• **Problem to work on**: Determine how many lines in the listing below include "code", and answer with only that number.

• **Extracted material**:
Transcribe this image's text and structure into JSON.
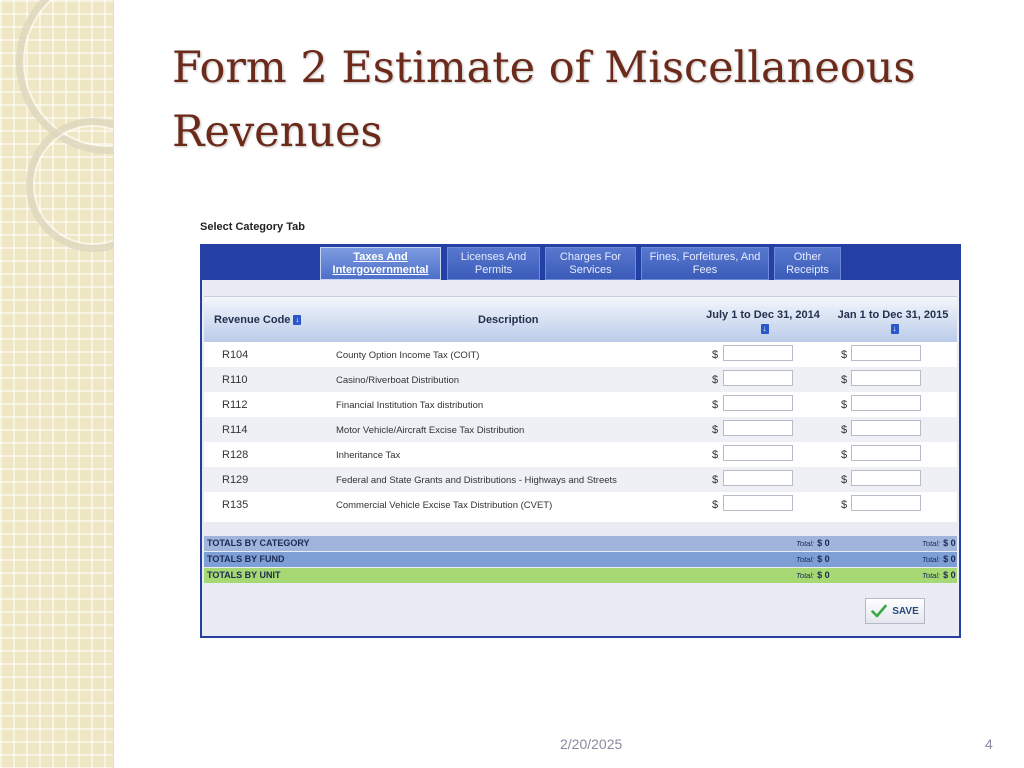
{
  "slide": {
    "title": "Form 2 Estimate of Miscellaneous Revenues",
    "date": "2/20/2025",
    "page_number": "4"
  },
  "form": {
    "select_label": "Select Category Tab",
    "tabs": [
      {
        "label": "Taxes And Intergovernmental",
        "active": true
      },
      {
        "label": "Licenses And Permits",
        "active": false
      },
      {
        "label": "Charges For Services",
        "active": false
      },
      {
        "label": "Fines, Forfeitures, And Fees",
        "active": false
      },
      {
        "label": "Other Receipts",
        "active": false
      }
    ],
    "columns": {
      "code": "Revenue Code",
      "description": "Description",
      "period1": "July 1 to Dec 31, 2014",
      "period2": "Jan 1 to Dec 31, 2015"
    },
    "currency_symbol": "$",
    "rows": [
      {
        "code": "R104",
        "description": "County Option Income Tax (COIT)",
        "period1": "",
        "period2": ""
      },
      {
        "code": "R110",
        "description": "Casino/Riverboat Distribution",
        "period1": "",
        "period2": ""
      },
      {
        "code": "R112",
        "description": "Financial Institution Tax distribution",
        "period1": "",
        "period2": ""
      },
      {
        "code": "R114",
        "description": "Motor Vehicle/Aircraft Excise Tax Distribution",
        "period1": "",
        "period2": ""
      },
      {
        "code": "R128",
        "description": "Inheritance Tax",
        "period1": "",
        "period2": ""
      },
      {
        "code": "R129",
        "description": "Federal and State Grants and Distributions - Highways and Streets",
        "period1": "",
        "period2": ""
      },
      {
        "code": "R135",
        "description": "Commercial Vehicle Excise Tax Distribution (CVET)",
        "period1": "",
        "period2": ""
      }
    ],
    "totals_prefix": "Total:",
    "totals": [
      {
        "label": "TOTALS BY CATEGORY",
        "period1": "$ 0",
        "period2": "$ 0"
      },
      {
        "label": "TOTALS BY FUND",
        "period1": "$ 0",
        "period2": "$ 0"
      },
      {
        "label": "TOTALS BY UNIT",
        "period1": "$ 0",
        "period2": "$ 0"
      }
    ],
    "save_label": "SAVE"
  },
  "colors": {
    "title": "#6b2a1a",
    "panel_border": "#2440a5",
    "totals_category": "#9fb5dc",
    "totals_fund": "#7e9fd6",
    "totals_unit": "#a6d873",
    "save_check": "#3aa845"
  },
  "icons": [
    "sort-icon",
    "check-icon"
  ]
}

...

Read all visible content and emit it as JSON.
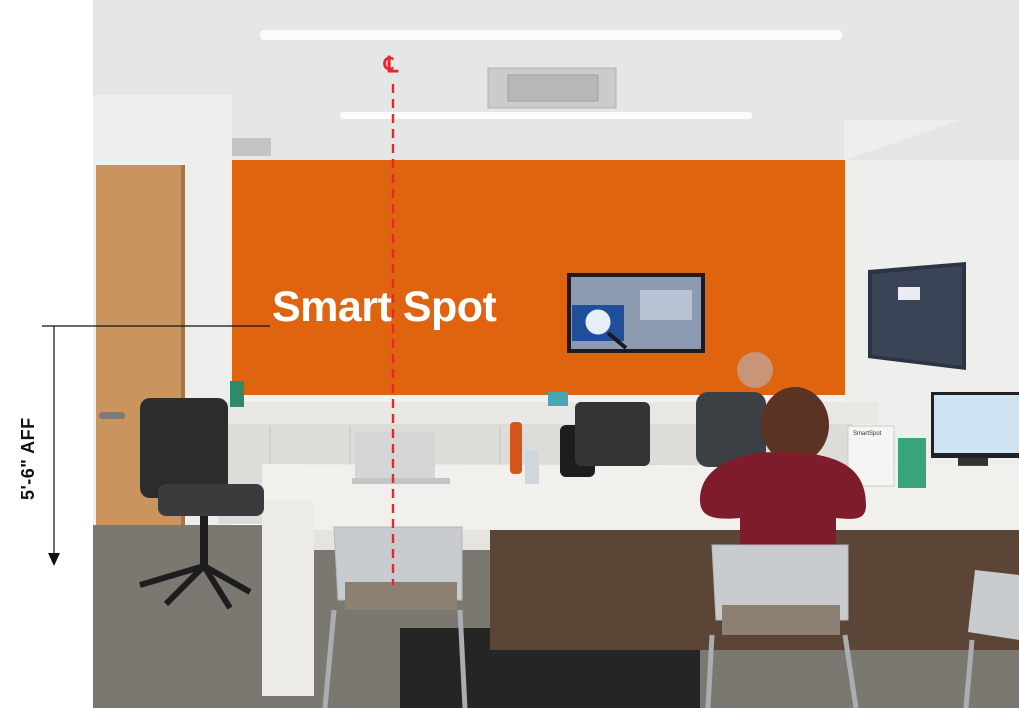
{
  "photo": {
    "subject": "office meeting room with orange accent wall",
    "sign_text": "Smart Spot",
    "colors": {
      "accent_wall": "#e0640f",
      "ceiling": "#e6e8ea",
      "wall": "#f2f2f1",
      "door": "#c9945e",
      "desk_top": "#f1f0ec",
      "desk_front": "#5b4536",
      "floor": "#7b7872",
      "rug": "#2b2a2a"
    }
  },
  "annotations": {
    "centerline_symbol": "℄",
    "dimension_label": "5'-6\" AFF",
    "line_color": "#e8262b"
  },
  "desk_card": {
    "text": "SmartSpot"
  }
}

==

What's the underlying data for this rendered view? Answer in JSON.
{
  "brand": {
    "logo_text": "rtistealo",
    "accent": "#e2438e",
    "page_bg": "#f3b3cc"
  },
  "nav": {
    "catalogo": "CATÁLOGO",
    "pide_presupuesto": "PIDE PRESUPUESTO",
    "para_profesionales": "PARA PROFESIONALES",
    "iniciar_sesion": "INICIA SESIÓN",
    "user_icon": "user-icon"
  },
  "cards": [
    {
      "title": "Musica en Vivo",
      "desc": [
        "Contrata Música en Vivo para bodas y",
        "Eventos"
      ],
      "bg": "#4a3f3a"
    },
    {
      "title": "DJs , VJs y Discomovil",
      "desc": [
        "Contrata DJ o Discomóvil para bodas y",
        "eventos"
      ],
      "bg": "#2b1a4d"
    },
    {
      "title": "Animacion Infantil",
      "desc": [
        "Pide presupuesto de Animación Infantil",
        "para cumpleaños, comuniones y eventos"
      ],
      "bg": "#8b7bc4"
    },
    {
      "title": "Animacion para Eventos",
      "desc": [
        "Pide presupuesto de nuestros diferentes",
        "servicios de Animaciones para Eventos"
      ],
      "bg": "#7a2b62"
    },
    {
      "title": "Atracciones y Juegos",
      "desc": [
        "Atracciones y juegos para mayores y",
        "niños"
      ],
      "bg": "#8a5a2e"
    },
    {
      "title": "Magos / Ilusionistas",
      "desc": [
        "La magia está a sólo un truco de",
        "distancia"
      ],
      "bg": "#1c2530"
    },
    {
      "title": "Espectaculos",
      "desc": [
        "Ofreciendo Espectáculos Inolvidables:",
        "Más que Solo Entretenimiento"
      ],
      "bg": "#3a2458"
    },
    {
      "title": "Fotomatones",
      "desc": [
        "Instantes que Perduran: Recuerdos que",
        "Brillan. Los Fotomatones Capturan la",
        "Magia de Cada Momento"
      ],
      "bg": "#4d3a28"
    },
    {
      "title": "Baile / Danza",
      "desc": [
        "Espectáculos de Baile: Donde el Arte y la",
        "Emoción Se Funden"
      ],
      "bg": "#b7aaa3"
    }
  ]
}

• **Response to this task**: 8